‘Consult the disabled before enhancing people’ disabled poet advises

The bittersweet feeling of seeing your disability disappear

Most people think of dwarfism as a serious disability, but many of those who have it are proud of their difference, writes Sheila Black in the New York Times. Ms Black, a prize-winning poet, and two of her three children have X-linked hypophosphatemia, a condition which leads to short stature and crooked legs and other handicaps. Now scientists are on the brink of a cure. But after a lifetime of experience, she says “It is hard to explain to anyone who does not have a condition like mine why this feels so bittersweet. But it does.”  

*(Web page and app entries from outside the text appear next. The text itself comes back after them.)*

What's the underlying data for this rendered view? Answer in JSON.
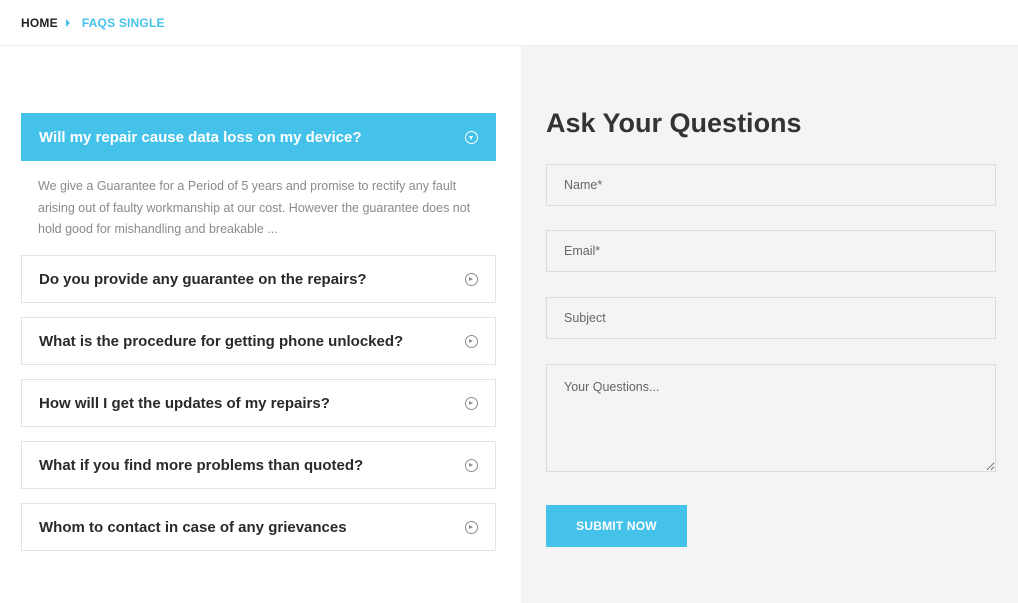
{
  "breadcrumb": {
    "home": "HOME",
    "current": "FAQS SINGLE"
  },
  "faq": {
    "open_item": {
      "question": "Will my repair cause data loss on my device?",
      "answer": "We give a Guarantee for a Period of 5 years and promise to rectify any fault arising out of faulty workmanship at our cost. However the guarantee does not hold good for mishandling and breakable ..."
    },
    "items": [
      "Do you provide any guarantee on the repairs?",
      "What is the procedure for getting phone unlocked?",
      "How will I get the updates of my repairs?",
      "What if you find more problems than quoted?",
      "Whom to contact in case of any grievances"
    ]
  },
  "form": {
    "title": "Ask Your Questions",
    "name_placeholder": "Name*",
    "email_placeholder": "Email*",
    "subject_placeholder": "Subject",
    "questions_placeholder": "Your Questions...",
    "submit_label": "SUBMIT NOW"
  },
  "colors": {
    "accent": "#45c2ea",
    "panel_bg": "#f4f4f4",
    "border": "#e3e3e3"
  },
  "icons": {
    "breadcrumb_separator": "caret-right-icon",
    "open": "circle-arrow-down-icon",
    "closed": "circle-arrow-right-icon"
  }
}
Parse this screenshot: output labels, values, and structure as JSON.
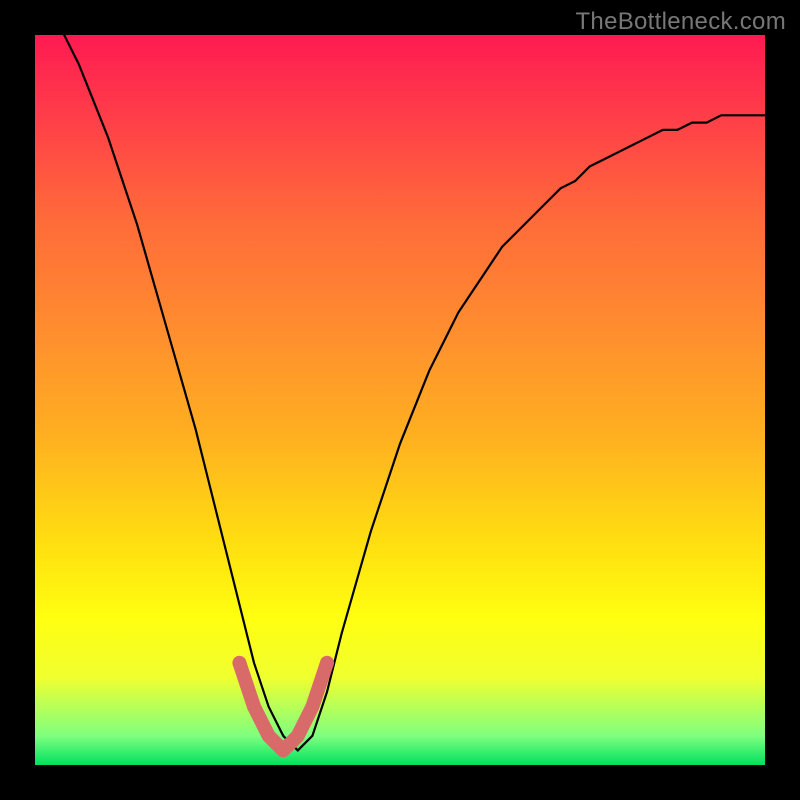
{
  "watermark": "TheBottleneck.com",
  "colors": {
    "curve": "#000000",
    "highlight": "#d96a6a",
    "gradient_top": "#ff1a52",
    "gradient_bottom": "#00e060",
    "frame": "#000000"
  },
  "chart_data": {
    "type": "line",
    "title": "",
    "xlabel": "",
    "ylabel": "",
    "xlim": [
      0,
      100
    ],
    "ylim": [
      0,
      100
    ],
    "x": [
      2,
      4,
      6,
      8,
      10,
      12,
      14,
      16,
      18,
      20,
      22,
      24,
      26,
      28,
      30,
      32,
      34,
      36,
      38,
      40,
      42,
      44,
      46,
      48,
      50,
      52,
      54,
      56,
      58,
      60,
      62,
      64,
      66,
      68,
      70,
      72,
      74,
      76,
      78,
      80,
      82,
      84,
      86,
      88,
      90,
      92,
      94,
      96,
      98,
      100
    ],
    "series": [
      {
        "name": "bottleneck_curve",
        "values": [
          103,
          100,
          96,
          91,
          86,
          80,
          74,
          67,
          60,
          53,
          46,
          38,
          30,
          22,
          14,
          8,
          4,
          2,
          4,
          10,
          18,
          25,
          32,
          38,
          44,
          49,
          54,
          58,
          62,
          65,
          68,
          71,
          73,
          75,
          77,
          79,
          80,
          82,
          83,
          84,
          85,
          86,
          87,
          87,
          88,
          88,
          89,
          89,
          89,
          89
        ]
      },
      {
        "name": "highlight_region",
        "x": [
          28,
          30,
          32,
          34,
          36,
          38,
          40
        ],
        "values": [
          14,
          8,
          4,
          2,
          4,
          8,
          14
        ]
      }
    ],
    "notes": "V-shaped curve on vertical rainbow gradient (red=high bottleneck, green=low). Minimum near x≈34. Pink segment marks the low-bottleneck zone near the trough."
  }
}
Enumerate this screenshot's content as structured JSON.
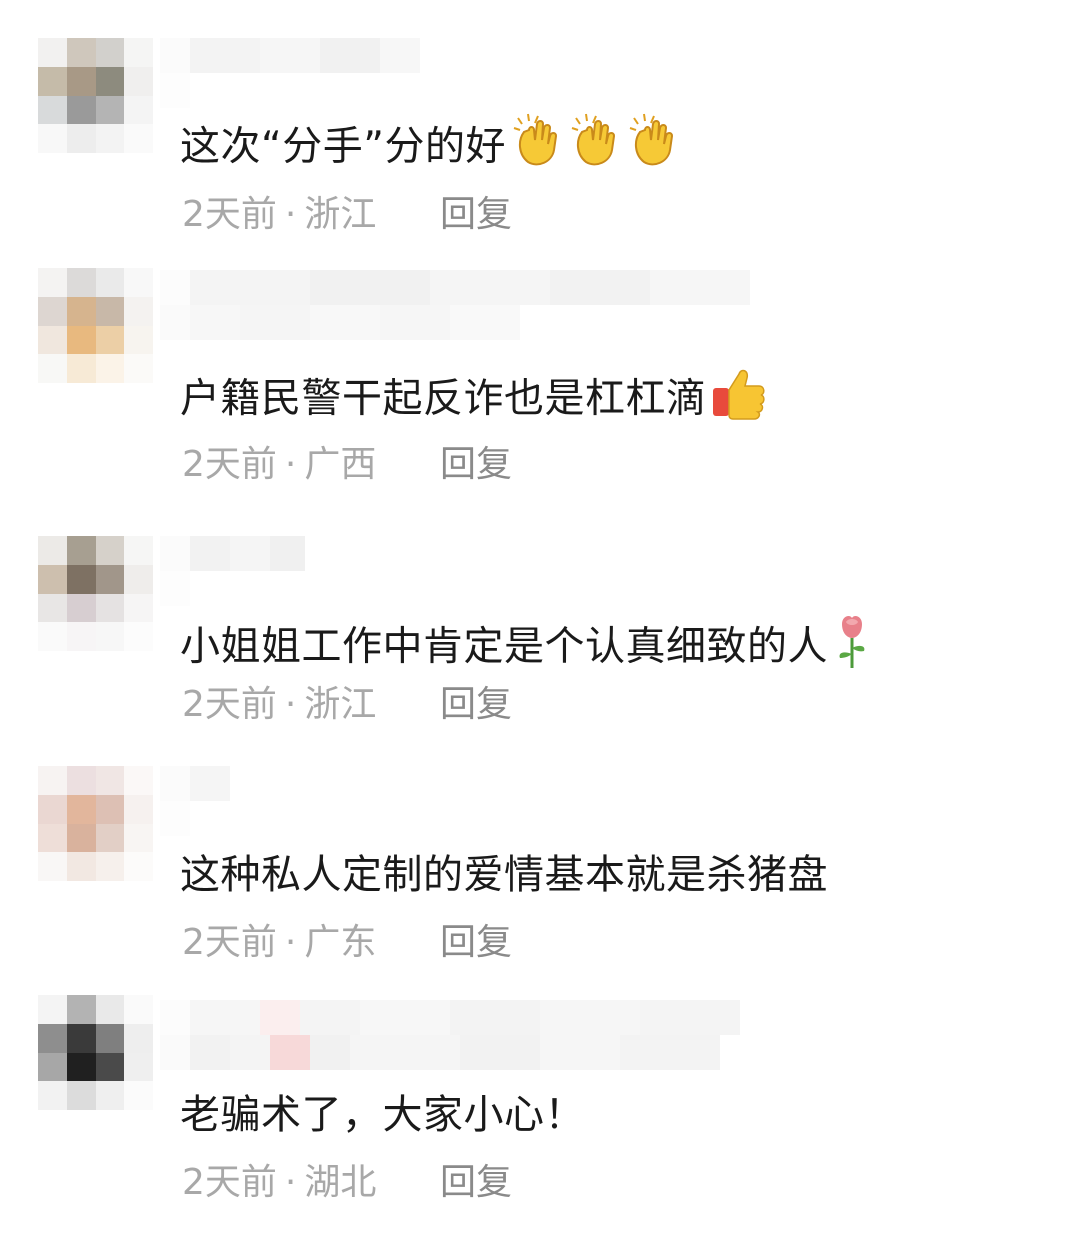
{
  "comments": [
    {
      "text": "这次“分手”分的好",
      "emoji": "clap-icon",
      "emoji_count": 3,
      "time": "2天前",
      "separator": "·",
      "location": "浙江",
      "reply": "回复",
      "avatar_colors": [
        "#f2f1f0",
        "#cfc7bc",
        "#d2d0cc",
        "#f5f5f4",
        "#c5bba9",
        "#a89986",
        "#8d8b7e",
        "#f0efee",
        "#d8dadb",
        "#9a9a9a",
        "#b4b4b4",
        "#f4f4f4",
        "#f8f8f8",
        "#ededed",
        "#f3f3f3",
        "#fafafa"
      ]
    },
    {
      "text": "户籍民警干起反诈也是杠杠滴",
      "emoji": "thumbs-up-icon",
      "emoji_count": 1,
      "time": "2天前",
      "separator": "·",
      "location": "广西",
      "reply": "回复",
      "avatar_colors": [
        "#f4f3f2",
        "#dcdad9",
        "#eaeaea",
        "#f8f8f8",
        "#ddd6d1",
        "#d6b48e",
        "#c8b8a8",
        "#f4f2f0",
        "#f0e7de",
        "#e8b97f",
        "#eccfa6",
        "#f7f4ef",
        "#f8f8f6",
        "#f7ead6",
        "#fbf3e8",
        "#fbfaf8"
      ]
    },
    {
      "text": "小姐姐工作中肯定是个认真细致的人",
      "emoji": "rose-icon",
      "emoji_count": 1,
      "time": "2天前",
      "separator": "·",
      "location": "浙江",
      "reply": "回复",
      "avatar_colors": [
        "#eceae7",
        "#a79f91",
        "#d6d1ca",
        "#f6f6f5",
        "#cdbfae",
        "#7e7163",
        "#a1968a",
        "#efedeb",
        "#e8e6e5",
        "#d7ced1",
        "#e5e2e2",
        "#f6f5f5",
        "#fafafa",
        "#f7f5f6",
        "#f7f7f7",
        "#fcfcfc"
      ]
    },
    {
      "text": "这种私人定制的爱情基本就是杀猪盘",
      "emoji": "",
      "emoji_count": 0,
      "time": "2天前",
      "separator": "·",
      "location": "广东",
      "reply": "回复",
      "avatar_colors": [
        "#f7f3f2",
        "#ecdfe0",
        "#f0e6e4",
        "#fbf8f7",
        "#ead7d2",
        "#e2b69c",
        "#ddc0b4",
        "#f6f1ef",
        "#eeded8",
        "#d9b29d",
        "#e2cfc6",
        "#f8f5f3",
        "#f9f7f6",
        "#f2e8e2",
        "#f6f0ec",
        "#fcfbfa"
      ]
    },
    {
      "text": "老骗术了，大家小心！",
      "emoji": "",
      "emoji_count": 0,
      "time": "2天前",
      "separator": "·",
      "location": "湖北",
      "reply": "回复",
      "avatar_colors": [
        "#f4f4f4",
        "#b3b3b3",
        "#e9e9e9",
        "#fafafa",
        "#8e8e8e",
        "#3a3a3a",
        "#7f7f7f",
        "#eeeeee",
        "#a7a7a7",
        "#202020",
        "#4a4a4a",
        "#efefef",
        "#f2f2f2",
        "#dcdcdc",
        "#efefef",
        "#fbfbfb"
      ]
    }
  ]
}
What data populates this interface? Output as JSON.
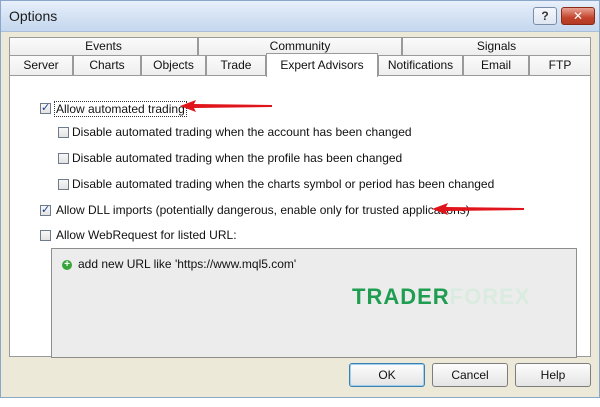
{
  "window": {
    "title": "Options",
    "help_glyph": "?",
    "close_glyph": "✕"
  },
  "tabs_row1": [
    "Events",
    "Community",
    "Signals"
  ],
  "tabs_row2": [
    "Server",
    "Charts",
    "Objects",
    "Trade",
    "Expert Advisors",
    "Notifications",
    "Email",
    "FTP"
  ],
  "active_tab": "Expert Advisors",
  "options": {
    "allow_automated_trading": {
      "label": "Allow automated trading",
      "checked": true
    },
    "disable_account_changed": {
      "label": "Disable automated trading when the account has been changed",
      "checked": false
    },
    "disable_profile_changed": {
      "label": "Disable automated trading when the profile has been changed",
      "checked": false
    },
    "disable_symbol_changed": {
      "label": "Disable automated trading when the charts symbol or period has been changed",
      "checked": false
    },
    "allow_dll_imports": {
      "label": "Allow DLL imports (potentially dangerous, enable only for trusted applications)",
      "checked": true
    },
    "allow_webrequest": {
      "label": "Allow WebRequest for listed URL:",
      "checked": false
    }
  },
  "url_list": {
    "add_label": "add new URL like 'https://www.mql5.com'"
  },
  "watermark": {
    "part1": "TRADER",
    "part2": "FOREX"
  },
  "buttons": {
    "ok": "OK",
    "cancel": "Cancel",
    "help": "Help"
  },
  "colors": {
    "arrow": "#e0141b",
    "watermark": "#1f9e52"
  }
}
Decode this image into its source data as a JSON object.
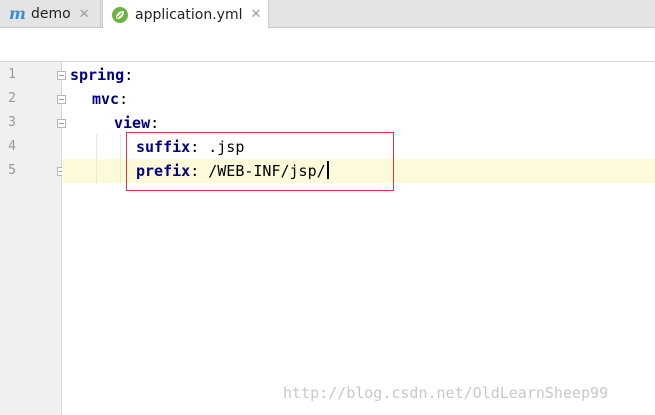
{
  "tabs": [
    {
      "label": "demo",
      "icon": "maven-m-icon",
      "active": false
    },
    {
      "label": "application.yml",
      "icon": "spring-leaf-icon",
      "active": true
    }
  ],
  "close_glyph": "✕",
  "gutter": {
    "line_numbers": [
      "1",
      "2",
      "3",
      "4",
      "5"
    ]
  },
  "code": {
    "lines": [
      {
        "key": "spring",
        "colon": ":",
        "value": ""
      },
      {
        "key": "mvc",
        "colon": ":",
        "value": ""
      },
      {
        "key": "view",
        "colon": ":",
        "value": ""
      },
      {
        "key": "suffix",
        "colon": ":",
        "value": " .jsp"
      },
      {
        "key": "prefix",
        "colon": ":",
        "value": " /WEB-INF/jsp/"
      }
    ]
  },
  "watermark": "http://blog.csdn.net/OldLearnSheep99",
  "colors": {
    "key": "#000080",
    "highlight_border": "#e0343f",
    "current_line": "#fcfad9"
  }
}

Certainly a cure would bring many social and personal benefits – “But that does not change the fact that to be human often entails finding ways to make what appears a disadvantage a point of strength or pride.”

Ms Black points out that CRISPR, the gene-editing tool could be used to create enhanced humans. This is an ethically fraught possibility which calls for careful study. A future in which mankind might be divided into superior and inferior beings is terrifying. In thinking through these issues, she says that disabled people need to be consulted. “Who better to consider such questions than those of us who have lived with being different?” 

Like our coverage of bioethics? If so, could we ask you for a favour? BioEdge takes a lot of time and hard work to produce. We do it because we think that our readers deserve to get the full picture of complex issues like surrogacy, euthanasia and stem cell research. We try to offer ideas to ponder and debate. To continue enhancing the conversation we need your support.

If every fan of BioEdge donated just $10, our future would be much more secure.


Creative commons